In an op-ed for The Washington Post, former First Lady Laura Bush slammed the Trump administration for its “zero-tolerance” policy of separating immigrant children from their parents at the U.S.-Mexico border.
The op-ed, published this Sunday evening, comes in the midst of a wide national outcry over the hundreds of children sitting in detention centers as a result of the policy.
“I live in a border state,” Bush wrote. “I appreciate the need to enforce and protect our international boundaries, but this zero-tolerance policy is cruel. It is immoral. And it breaks my heart.”
According to Bush, images and accounts from inside the detention centers are “eerily reminiscent” of Japanese-American internment camps during World War II — an event she called “one of the most shameful episodes in U.S. history.”
Bush also cited the trauma inflicted upon children who fall victim to these policies, pointing out that Japanese interned in U.S. camps were “two times as likely to suffer cardiovascular disease or die prematurely than those who were not interned.”
Americans pride ourselves on being a moral nation, on being the nation that sends humanitarian relief to places devastated by natural disasters or famine or war. We pride ourselves on believing that people should be seen for the content of their character, not the color of their skin. We pride ourselves on acceptance. If we are truly that country, then it is our obligation to reunite these detained children with their parents — and to stop separating parents and children in the first place.
The zero-tolerance policy was announced by Attorney General Jeff Sessions earlier this year and warned that anyone crossing the border illegally would be prosecuted, which could result in families being separated.

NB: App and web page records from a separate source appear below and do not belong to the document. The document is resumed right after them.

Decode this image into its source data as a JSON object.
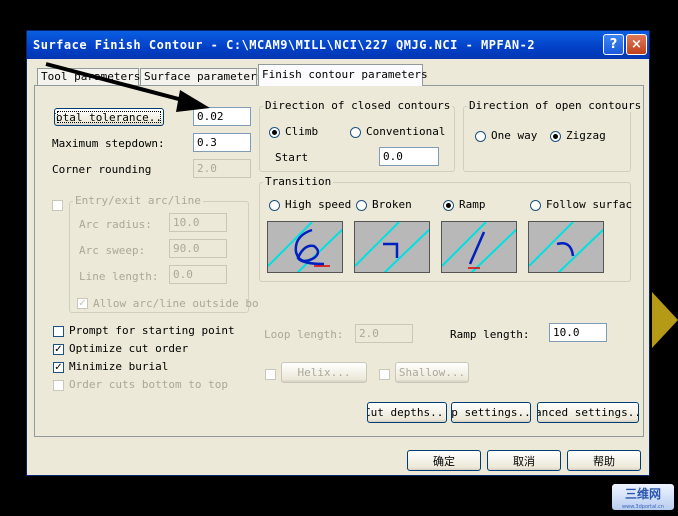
{
  "window": {
    "title": "Surface Finish Contour - C:\\MCAM9\\MILL\\NCI\\227 QMJG.NCI - MPFAN-2",
    "help_glyph": "?",
    "close_glyph": "×"
  },
  "tabs": [
    {
      "label": "Tool parameters"
    },
    {
      "label": "Surface parameters"
    },
    {
      "label": "Finish contour parameters",
      "active": true
    }
  ],
  "fields": {
    "total_tolerance_button": "Total tolerance...",
    "total_tolerance": "0.02",
    "max_stepdown_label": "Maximum stepdown:",
    "max_stepdown": "0.3",
    "corner_rounding_label": "Corner rounding",
    "corner_rounding": "2.0"
  },
  "entry_exit": {
    "label": "Entry/exit arc/line",
    "arc_radius_label": "Arc radius:",
    "arc_radius": "10.0",
    "arc_sweep_label": "Arc sweep:",
    "arc_sweep": "90.0",
    "line_length_label": "Line length:",
    "line_length": "0.0",
    "allow_label": "Allow arc/line outside bo",
    "check_glyph": "✓"
  },
  "closed_contours": {
    "label": "Direction of closed contours",
    "climb": "Climb",
    "conventional": "Conventional",
    "start_label": "Start",
    "start_value": "0.0"
  },
  "open_contours": {
    "label": "Direction of open contours",
    "one_way": "One way",
    "zigzag": "Zigzag"
  },
  "transition": {
    "label": "Transition",
    "high_speed": "High speed",
    "broken": "Broken",
    "ramp": "Ramp",
    "follow_surface": "Follow surfac"
  },
  "loop_length_label": "Loop length:",
  "loop_length": "2.0",
  "ramp_length_label": "Ramp length:",
  "ramp_length": "10.0",
  "helix_button": "Helix...",
  "shallow_button": "Shallow...",
  "options": {
    "prompt_start": "Prompt for starting point",
    "optimize_cut_order": "Optimize cut order",
    "minimize_burial": "Minimize burial",
    "order_cuts": "Order cuts bottom to top",
    "check_glyph": "✓"
  },
  "buttons": {
    "cut_depths": "Cut depths...",
    "gap_settings": "ap settings...",
    "advanced_settings": "vanced settings...",
    "ok": "确定",
    "cancel": "取消",
    "help": "帮助"
  },
  "watermark": {
    "text": "三维网",
    "url": "www.3dportal.cn"
  }
}
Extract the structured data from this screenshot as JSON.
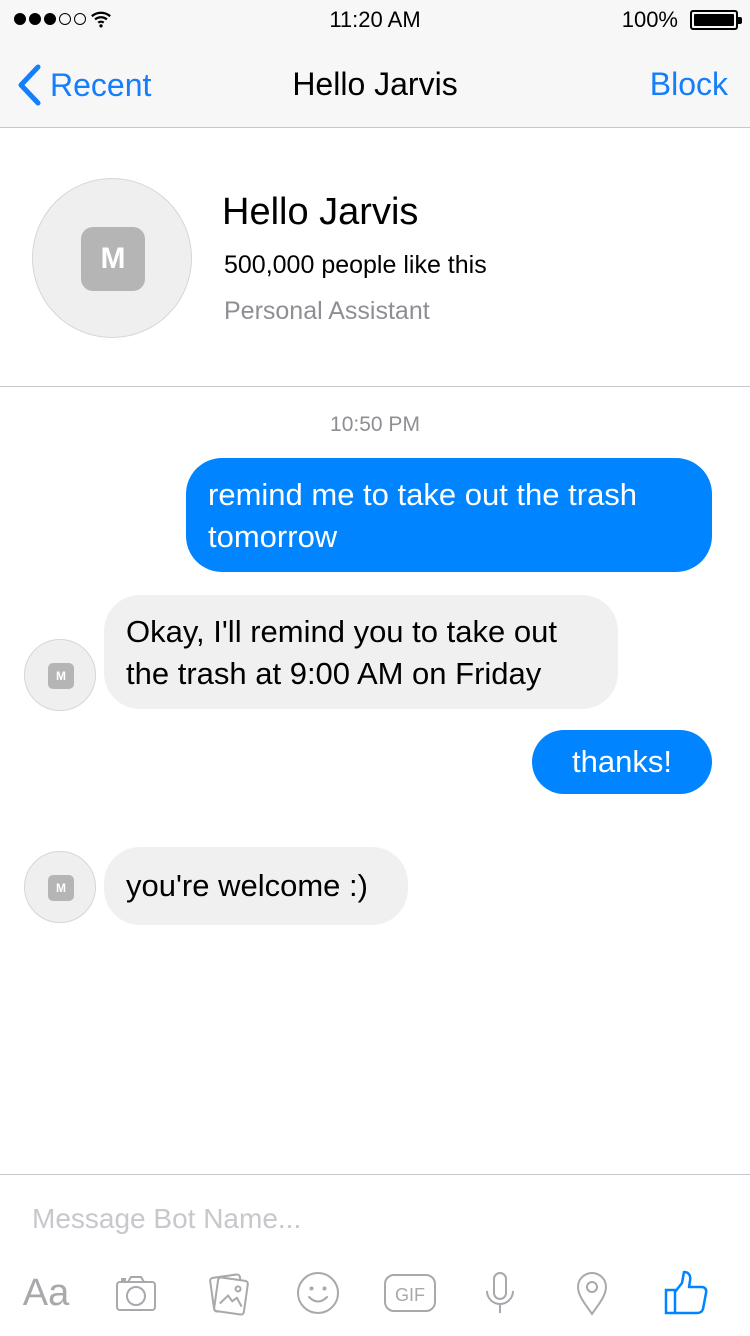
{
  "status_bar": {
    "time": "11:20 AM",
    "battery_percent": "100%",
    "signal_bars_filled": 3,
    "signal_bars_total": 5
  },
  "nav": {
    "back_label": "Recent",
    "title": "Hello Jarvis",
    "block_label": "Block"
  },
  "profile": {
    "avatar_letter": "M",
    "name": "Hello Jarvis",
    "likes": "500,000 people like this",
    "category": "Personal Assistant"
  },
  "conversation": {
    "timestamp": "10:50 PM",
    "bot_avatar_letter": "M",
    "messages": [
      {
        "sender": "user",
        "text": "remind me to take out the trash tomorrow"
      },
      {
        "sender": "bot",
        "text": "Okay, I'll remind you to take out the trash at 9:00 AM on Friday"
      },
      {
        "sender": "user",
        "text": "thanks!"
      },
      {
        "sender": "bot",
        "text": "you're welcome :)"
      }
    ]
  },
  "composer": {
    "placeholder": "Message Bot Name...",
    "text_tool_label": "Aa",
    "gif_label": "GIF",
    "tools": [
      "text-icon",
      "camera-icon",
      "photos-icon",
      "emoji-icon",
      "gif-icon",
      "microphone-icon",
      "location-icon",
      "like-icon"
    ]
  },
  "colors": {
    "accent": "#147efb",
    "outgoing_bubble": "#0084ff",
    "incoming_bubble": "#f1f0f0",
    "toolbar_icon": "#a8a8ad",
    "like_icon": "#0084ff"
  }
}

As The Hill points out, Homeland Security chief Kirstjen Nielsen fired off a series of tweets claiming that the administration does not have a policy of separating families at the border. In an attempt to distribute blame for the practice, President Trump said Democrats have failed to act on immigration, a failure which he and other administration surrogates claim enabled the family separations.
In the op-ed, Bush called for “good people at all levels of government” to take action.
“In 2018, can we not as a nation find a kinder, more compassionate and more moral answer to this current crisis?” she wrote. “I, for one, believe we can.”
Read the op-ed in full here.
Featured image via screen grab/YouTube